With few exceptions, companies hoping to win gaming licenses in Massachusetts are having a tough time of it. On Tuesday, two more bids appeared to go down in flames. I say appeared because Suffolk Downs is considering its options after one city voted down its proposal while the other passed – the property straddles the two cities. And Mohegan Sun has asked for a recount after losing by just 93 votes in Palmer, citing technical problems with one voting machine.


I’ve been pondering the news since the election results became known. I first felt tremendous sadness for what may likely be the death knell for Suffolk Downs. And it’s hard to say how much of an impact the Caesars debacle had on the votes.
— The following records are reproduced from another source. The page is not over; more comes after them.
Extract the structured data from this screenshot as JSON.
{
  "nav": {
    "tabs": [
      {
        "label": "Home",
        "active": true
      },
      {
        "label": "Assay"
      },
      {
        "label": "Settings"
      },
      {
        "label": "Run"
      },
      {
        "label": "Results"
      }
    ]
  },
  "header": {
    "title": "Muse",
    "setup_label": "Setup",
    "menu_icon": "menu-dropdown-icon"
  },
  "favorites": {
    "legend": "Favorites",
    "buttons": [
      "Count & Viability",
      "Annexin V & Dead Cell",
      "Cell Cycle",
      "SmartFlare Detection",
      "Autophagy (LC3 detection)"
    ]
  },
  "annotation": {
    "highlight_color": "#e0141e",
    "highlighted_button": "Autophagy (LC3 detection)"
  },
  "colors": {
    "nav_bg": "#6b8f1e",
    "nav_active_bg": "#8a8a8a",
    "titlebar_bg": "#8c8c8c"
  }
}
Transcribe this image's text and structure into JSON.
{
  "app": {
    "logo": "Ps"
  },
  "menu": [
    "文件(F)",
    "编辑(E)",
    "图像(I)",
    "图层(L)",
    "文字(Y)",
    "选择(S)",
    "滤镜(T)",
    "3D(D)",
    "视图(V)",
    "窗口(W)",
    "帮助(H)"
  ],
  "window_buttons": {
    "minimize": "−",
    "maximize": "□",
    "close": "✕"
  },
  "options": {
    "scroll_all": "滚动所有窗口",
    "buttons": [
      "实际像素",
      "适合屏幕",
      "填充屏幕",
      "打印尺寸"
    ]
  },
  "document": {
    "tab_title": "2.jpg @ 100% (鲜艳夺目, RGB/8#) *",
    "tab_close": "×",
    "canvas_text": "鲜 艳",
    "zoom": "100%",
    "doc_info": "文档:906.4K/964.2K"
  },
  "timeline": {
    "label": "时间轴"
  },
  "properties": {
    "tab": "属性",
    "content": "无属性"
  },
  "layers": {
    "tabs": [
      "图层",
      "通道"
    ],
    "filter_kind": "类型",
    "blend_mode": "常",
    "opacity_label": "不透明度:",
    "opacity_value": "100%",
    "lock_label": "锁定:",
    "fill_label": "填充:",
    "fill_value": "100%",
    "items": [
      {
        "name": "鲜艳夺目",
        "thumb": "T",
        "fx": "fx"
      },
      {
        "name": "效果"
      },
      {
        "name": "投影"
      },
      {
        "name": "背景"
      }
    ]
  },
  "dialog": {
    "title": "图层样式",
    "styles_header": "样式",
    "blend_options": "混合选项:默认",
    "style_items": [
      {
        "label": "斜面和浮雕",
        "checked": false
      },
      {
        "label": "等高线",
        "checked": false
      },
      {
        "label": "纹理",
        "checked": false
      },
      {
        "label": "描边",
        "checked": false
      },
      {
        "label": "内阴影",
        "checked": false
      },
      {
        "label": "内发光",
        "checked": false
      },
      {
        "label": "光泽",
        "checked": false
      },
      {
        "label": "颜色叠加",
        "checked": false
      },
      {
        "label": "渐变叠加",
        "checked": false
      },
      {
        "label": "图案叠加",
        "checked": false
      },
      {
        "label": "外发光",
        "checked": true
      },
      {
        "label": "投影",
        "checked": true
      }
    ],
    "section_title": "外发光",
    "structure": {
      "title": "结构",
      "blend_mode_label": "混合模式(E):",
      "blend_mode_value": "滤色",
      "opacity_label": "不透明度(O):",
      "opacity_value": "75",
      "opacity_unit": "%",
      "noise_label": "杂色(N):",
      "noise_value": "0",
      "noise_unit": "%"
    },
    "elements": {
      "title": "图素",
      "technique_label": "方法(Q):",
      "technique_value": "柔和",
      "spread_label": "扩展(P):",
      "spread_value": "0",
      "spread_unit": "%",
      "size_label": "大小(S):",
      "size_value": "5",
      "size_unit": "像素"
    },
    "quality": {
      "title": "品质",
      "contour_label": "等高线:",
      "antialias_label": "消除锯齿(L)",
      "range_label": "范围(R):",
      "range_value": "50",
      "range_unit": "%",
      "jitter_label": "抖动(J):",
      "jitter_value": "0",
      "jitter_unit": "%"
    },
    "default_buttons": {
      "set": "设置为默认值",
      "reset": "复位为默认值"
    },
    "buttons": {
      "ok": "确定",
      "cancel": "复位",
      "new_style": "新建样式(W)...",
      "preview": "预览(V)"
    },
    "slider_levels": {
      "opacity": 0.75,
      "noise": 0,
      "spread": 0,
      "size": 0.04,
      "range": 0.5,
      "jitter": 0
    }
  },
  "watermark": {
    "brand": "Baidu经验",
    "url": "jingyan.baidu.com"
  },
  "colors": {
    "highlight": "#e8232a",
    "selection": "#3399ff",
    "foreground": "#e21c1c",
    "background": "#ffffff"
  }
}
If you look at neighboring Everett, a whopping 86.5 percent of the voters approved Steve Wynn’s project. 59 percent of Revere voters approved Suffolk’s proposal – a solid margin but one that pales in comparison; 56 percent of East Boston voters rejected it.


Revere’s mayor wants to proceed with the project if Suffolk Downs can rework it to fit on the 52 acres within his city. Time is running out, however, as the reworked application is due December 31. At least the Massachusetts Gaming Commission is open to the idea. There is precedent – Plainridge Racecourse made an 11th hour change in its application after its original ownership was declared unsuitable for a gaming license by the Commission.


Out west, if the Palmer vote stands, MGM Resorts International’s Springfield bid is the last one standing – Hard Rock lost an election in West Springfield in September. And MGM has yet to be declared suitable by the Massachusetts Gaming Commission. You can’t help but wonder if the Commission found problems with Caesars, cleared in jurisdictions around the world, what is in store for MGM?


The Commission’s actions are causing a stir throughout the gaming industry. There are rumblings that the Wynn organization is very unhappy with some of the comments and is threatening to pull out of its project in Everett. At this stage one can even imagine a casino environment without any of the major players – and that would be a far cry from the world-class resorts envisioned by the initial legislation and the voters who approved casinos for the Commonwealth in the first place.


One thing is sure – residents may like the overall idea of casinos and the jobs and revenue they provide, but Massachusetts has fallen victim to the “not in my backyard” syndrome. Now we wait and see what will happen in Milford – the vote there for Foxwoods’ casino proposal is set for November 19.